╭─ RECORD EXCERPTS

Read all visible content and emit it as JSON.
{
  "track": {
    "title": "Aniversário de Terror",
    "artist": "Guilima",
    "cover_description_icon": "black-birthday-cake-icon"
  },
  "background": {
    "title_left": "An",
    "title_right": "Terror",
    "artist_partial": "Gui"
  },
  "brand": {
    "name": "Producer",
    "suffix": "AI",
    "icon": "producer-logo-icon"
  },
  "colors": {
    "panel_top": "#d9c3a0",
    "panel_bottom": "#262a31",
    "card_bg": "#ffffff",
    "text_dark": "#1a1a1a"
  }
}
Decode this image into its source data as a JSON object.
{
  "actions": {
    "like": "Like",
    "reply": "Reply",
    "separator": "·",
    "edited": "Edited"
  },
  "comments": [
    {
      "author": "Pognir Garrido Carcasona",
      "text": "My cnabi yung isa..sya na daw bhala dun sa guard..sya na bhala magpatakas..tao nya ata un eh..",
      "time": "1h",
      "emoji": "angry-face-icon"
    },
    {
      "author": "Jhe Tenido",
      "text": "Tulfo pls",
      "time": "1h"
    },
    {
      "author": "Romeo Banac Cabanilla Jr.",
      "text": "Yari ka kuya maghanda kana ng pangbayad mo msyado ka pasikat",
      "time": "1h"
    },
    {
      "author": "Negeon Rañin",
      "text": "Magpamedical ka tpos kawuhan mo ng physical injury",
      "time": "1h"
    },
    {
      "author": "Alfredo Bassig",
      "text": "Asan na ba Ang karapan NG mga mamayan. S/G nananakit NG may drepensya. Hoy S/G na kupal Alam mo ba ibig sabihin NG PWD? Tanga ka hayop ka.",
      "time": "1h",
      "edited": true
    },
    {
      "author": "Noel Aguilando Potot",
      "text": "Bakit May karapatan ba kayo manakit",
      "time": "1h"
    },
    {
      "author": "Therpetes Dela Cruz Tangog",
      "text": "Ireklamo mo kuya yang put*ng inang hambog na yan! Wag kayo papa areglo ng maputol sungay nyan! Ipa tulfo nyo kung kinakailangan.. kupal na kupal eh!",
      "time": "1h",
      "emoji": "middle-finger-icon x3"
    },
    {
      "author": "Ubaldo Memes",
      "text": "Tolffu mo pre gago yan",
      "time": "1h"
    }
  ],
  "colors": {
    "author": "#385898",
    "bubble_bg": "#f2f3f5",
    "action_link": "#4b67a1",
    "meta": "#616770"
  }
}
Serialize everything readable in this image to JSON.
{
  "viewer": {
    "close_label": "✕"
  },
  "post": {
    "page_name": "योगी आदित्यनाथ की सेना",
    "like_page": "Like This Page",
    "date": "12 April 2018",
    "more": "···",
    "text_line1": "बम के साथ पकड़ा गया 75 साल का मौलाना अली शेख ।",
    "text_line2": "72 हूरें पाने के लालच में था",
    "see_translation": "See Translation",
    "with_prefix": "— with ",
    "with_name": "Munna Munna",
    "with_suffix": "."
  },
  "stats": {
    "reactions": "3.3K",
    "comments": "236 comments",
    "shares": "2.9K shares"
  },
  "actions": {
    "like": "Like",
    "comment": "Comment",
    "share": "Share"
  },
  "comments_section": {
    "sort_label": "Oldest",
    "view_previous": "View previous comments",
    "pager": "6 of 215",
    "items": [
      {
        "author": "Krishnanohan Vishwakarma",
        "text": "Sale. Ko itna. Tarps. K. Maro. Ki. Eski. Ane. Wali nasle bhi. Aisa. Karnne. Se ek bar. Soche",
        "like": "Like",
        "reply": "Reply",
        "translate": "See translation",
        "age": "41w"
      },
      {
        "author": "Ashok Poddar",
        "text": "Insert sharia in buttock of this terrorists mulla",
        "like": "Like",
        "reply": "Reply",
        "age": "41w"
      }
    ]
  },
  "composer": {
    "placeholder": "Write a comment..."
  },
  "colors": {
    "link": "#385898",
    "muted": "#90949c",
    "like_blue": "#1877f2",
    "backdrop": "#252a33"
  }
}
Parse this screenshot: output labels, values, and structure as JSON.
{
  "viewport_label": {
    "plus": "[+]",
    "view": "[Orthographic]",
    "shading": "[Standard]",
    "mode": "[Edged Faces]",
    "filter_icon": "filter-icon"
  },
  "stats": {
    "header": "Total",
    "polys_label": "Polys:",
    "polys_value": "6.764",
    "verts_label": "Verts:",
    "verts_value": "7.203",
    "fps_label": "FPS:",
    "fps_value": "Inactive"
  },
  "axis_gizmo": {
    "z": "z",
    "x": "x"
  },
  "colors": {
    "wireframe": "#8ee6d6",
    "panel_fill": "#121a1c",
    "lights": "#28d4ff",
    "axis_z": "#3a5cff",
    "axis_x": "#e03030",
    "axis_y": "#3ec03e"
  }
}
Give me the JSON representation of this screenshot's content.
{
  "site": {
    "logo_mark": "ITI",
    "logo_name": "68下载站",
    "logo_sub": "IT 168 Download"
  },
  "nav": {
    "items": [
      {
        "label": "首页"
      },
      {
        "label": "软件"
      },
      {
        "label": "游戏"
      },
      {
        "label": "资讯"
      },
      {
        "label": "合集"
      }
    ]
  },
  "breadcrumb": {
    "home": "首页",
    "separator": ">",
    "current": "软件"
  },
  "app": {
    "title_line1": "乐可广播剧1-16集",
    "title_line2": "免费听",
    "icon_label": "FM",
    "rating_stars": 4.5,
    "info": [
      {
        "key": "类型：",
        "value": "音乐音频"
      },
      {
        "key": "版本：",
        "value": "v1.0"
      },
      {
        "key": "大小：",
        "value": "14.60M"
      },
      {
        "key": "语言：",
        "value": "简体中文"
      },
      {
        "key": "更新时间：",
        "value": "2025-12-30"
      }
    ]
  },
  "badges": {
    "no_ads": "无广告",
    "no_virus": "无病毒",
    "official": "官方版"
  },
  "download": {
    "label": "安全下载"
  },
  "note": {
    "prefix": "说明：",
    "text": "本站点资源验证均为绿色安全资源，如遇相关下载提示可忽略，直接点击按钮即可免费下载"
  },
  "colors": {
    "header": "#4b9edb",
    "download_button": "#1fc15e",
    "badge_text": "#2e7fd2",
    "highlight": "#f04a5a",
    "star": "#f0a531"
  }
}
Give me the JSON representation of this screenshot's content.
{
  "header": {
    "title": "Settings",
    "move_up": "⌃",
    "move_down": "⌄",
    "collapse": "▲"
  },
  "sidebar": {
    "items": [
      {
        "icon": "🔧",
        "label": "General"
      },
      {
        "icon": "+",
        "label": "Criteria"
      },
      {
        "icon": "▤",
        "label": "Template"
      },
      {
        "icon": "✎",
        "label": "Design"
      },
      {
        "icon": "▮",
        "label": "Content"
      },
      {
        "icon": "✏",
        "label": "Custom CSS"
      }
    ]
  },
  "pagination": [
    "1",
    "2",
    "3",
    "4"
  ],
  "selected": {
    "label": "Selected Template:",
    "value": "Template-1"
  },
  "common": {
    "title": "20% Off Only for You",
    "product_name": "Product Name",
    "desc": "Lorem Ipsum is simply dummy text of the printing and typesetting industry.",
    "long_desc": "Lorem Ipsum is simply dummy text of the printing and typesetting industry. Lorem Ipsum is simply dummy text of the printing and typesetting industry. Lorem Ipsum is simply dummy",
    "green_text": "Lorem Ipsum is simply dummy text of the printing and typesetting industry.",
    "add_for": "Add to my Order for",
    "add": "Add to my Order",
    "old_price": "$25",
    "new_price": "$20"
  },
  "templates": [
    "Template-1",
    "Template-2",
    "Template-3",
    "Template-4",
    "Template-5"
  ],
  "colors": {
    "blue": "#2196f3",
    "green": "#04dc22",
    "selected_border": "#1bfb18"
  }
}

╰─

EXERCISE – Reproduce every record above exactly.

EXERCISE OUTPUT –
Read all visible content and emit it as JSON.
{
  "track": {
    "title": "Aniversário de Terror",
    "artist": "Guilima",
    "cover_description_icon": "black-birthday-cake-icon"
  },
  "background": {
    "title_left": "An",
    "title_right": "Terror",
    "artist_partial": "Gui"
  },
  "brand": {
    "name": "Producer",
    "suffix": "AI",
    "icon": "producer-logo-icon"
  },
  "colors": {
    "panel_top": "#d9c3a0",
    "panel_bottom": "#262a31",
    "card_bg": "#ffffff",
    "text_dark": "#1a1a1a"
  }
}
Decode this image into its source data as a JSON object.
{
  "actions": {
    "like": "Like",
    "reply": "Reply",
    "separator": "·",
    "edited": "Edited"
  },
  "comments": [
    {
      "author": "Pognir Garrido Carcasona",
      "text": "My cnabi yung isa..sya na daw bhala dun sa guard..sya na bhala magpatakas..tao nya ata un eh..",
      "time": "1h",
      "emoji": "angry-face-icon"
    },
    {
      "author": "Jhe Tenido",
      "text": "Tulfo pls",
      "time": "1h"
    },
    {
      "author": "Romeo Banac Cabanilla Jr.",
      "text": "Yari ka kuya maghanda kana ng pangbayad mo msyado ka pasikat",
      "time": "1h"
    },
    {
      "author": "Negeon Rañin",
      "text": "Magpamedical ka tpos kawuhan mo ng physical injury",
      "time": "1h"
    },
    {
      "author": "Alfredo Bassig",
      "text": "Asan na ba Ang karapan NG mga mamayan. S/G nananakit NG may drepensya. Hoy S/G na kupal Alam mo ba ibig sabihin NG PWD? Tanga ka hayop ka.",
      "time": "1h",
      "edited": true
    },
    {
      "author": "Noel Aguilando Potot",
      "text": "Bakit May karapatan ba kayo manakit",
      "time": "1h"
    },
    {
      "author": "Therpetes Dela Cruz Tangog",
      "text": "Ireklamo mo kuya yang put*ng inang hambog na yan! Wag kayo papa areglo ng maputol sungay nyan! Ipa tulfo nyo kung kinakailangan.. kupal na kupal eh!",
      "time": "1h",
      "emoji": "middle-finger-icon x3"
    },
    {
      "author": "Ubaldo Memes",
      "text": "Tolffu mo pre gago yan",
      "time": "1h"
    }
  ],
  "colors": {
    "author": "#385898",
    "bubble_bg": "#f2f3f5",
    "action_link": "#4b67a1",
    "meta": "#616770"
  }
}
Serialize everything readable in this image to JSON.
{
  "viewer": {
    "close_label": "✕"
  },
  "post": {
    "page_name": "योगी आदित्यनाथ की सेना",
    "like_page": "Like This Page",
    "date": "12 April 2018",
    "more": "···",
    "text_line1": "बम के साथ पकड़ा गया 75 साल का मौलाना अली शेख ।",
    "text_line2": "72 हूरें पाने के लालच में था",
    "see_translation": "See Translation",
    "with_prefix": "— with ",
    "with_name": "Munna Munna",
    "with_suffix": "."
  },
  "stats": {
    "reactions": "3.3K",
    "comments": "236 comments",
    "shares": "2.9K shares"
  },
  "actions": {
    "like": "Like",
    "comment": "Comment",
    "share": "Share"
  },
  "comments_section": {
    "sort_label": "Oldest",
    "view_previous": "View previous comments",
    "pager": "6 of 215",
    "items": [
      {
        "author": "Krishnanohan Vishwakarma",
        "text": "Sale. Ko itna. Tarps. K. Maro. Ki. Eski. Ane. Wali nasle bhi. Aisa. Karnne. Se ek bar. Soche",
        "like": "Like",
        "reply": "Reply",
        "translate": "See translation",
        "age": "41w"
      },
      {
        "author": "Ashok Poddar",
        "text": "Insert sharia in buttock of this terrorists mulla",
        "like": "Like",
        "reply": "Reply",
        "age": "41w"
      }
    ]
  },
  "composer": {
    "placeholder": "Write a comment..."
  },
  "colors": {
    "link": "#385898",
    "muted": "#90949c",
    "like_blue": "#1877f2",
    "backdrop": "#252a33"
  }
}
Parse this screenshot: output labels, values, and structure as JSON.
{
  "viewport_label": {
    "plus": "[+]",
    "view": "[Orthographic]",
    "shading": "[Standard]",
    "mode": "[Edged Faces]",
    "filter_icon": "filter-icon"
  },
  "stats": {
    "header": "Total",
    "polys_label": "Polys:",
    "polys_value": "6.764",
    "verts_label": "Verts:",
    "verts_value": "7.203",
    "fps_label": "FPS:",
    "fps_value": "Inactive"
  },
  "axis_gizmo": {
    "z": "z",
    "x": "x"
  },
  "colors": {
    "wireframe": "#8ee6d6",
    "panel_fill": "#121a1c",
    "lights": "#28d4ff",
    "axis_z": "#3a5cff",
    "axis_x": "#e03030",
    "axis_y": "#3ec03e"
  }
}
Give me the JSON representation of this screenshot's content.
{
  "site": {
    "logo_mark": "ITI",
    "logo_name": "68下载站",
    "logo_sub": "IT 168 Download"
  },
  "nav": {
    "items": [
      {
        "label": "首页"
      },
      {
        "label": "软件"
      },
      {
        "label": "游戏"
      },
      {
        "label": "资讯"
      },
      {
        "label": "合集"
      }
    ]
  },
  "breadcrumb": {
    "home": "首页",
    "separator": ">",
    "current": "软件"
  },
  "app": {
    "title_line1": "乐可广播剧1-16集",
    "title_line2": "免费听",
    "icon_label": "FM",
    "rating_stars": 4.5,
    "info": [
      {
        "key": "类型：",
        "value": "音乐音频"
      },
      {
        "key": "版本：",
        "value": "v1.0"
      },
      {
        "key": "大小：",
        "value": "14.60M"
      },
      {
        "key": "语言：",
        "value": "简体中文"
      },
      {
        "key": "更新时间：",
        "value": "2025-12-30"
      }
    ]
  },
  "badges": {
    "no_ads": "无广告",
    "no_virus": "无病毒",
    "official": "官方版"
  },
  "download": {
    "label": "安全下载"
  },
  "note": {
    "prefix": "说明：",
    "text": "本站点资源验证均为绿色安全资源，如遇相关下载提示可忽略，直接点击按钮即可免费下载"
  },
  "colors": {
    "header": "#4b9edb",
    "download_button": "#1fc15e",
    "badge_text": "#2e7fd2",
    "highlight": "#f04a5a",
    "star": "#f0a531"
  }
}
Give me the JSON representation of this screenshot's content.
{
  "header": {
    "title": "Settings",
    "move_up": "⌃",
    "move_down": "⌄",
    "collapse": "▲"
  },
  "sidebar": {
    "items": [
      {
        "icon": "🔧",
        "label": "General"
      },
      {
        "icon": "+",
        "label": "Criteria"
      },
      {
        "icon": "▤",
        "label": "Template"
      },
      {
        "icon": "✎",
        "label": "Design"
      },
      {
        "icon": "▮",
        "label": "Content"
      },
      {
        "icon": "✏",
        "label": "Custom CSS"
      }
    ]
  },
  "pagination": [
    "1",
    "2",
    "3",
    "4"
  ],
  "selected": {
    "label": "Selected Template:",
    "value": "Template-1"
  },
  "common": {
    "title": "20% Off Only for You",
    "product_name": "Product Name",
    "desc": "Lorem Ipsum is simply dummy text of the printing and typesetting industry.",
    "long_desc": "Lorem Ipsum is simply dummy text of the printing and typesetting industry. Lorem Ipsum is simply dummy text of the printing and typesetting industry. Lorem Ipsum is simply dummy",
    "green_text": "Lorem Ipsum is simply dummy text of the printing and typesetting industry.",
    "add_for": "Add to my Order for",
    "add": "Add to my Order",
    "old_price": "$25",
    "new_price": "$20"
  },
  "templates": [
    "Template-1",
    "Template-2",
    "Template-3",
    "Template-4",
    "Template-5"
  ],
  "colors": {
    "blue": "#2196f3",
    "green": "#04dc22",
    "selected_border": "#1bfb18"
  }
}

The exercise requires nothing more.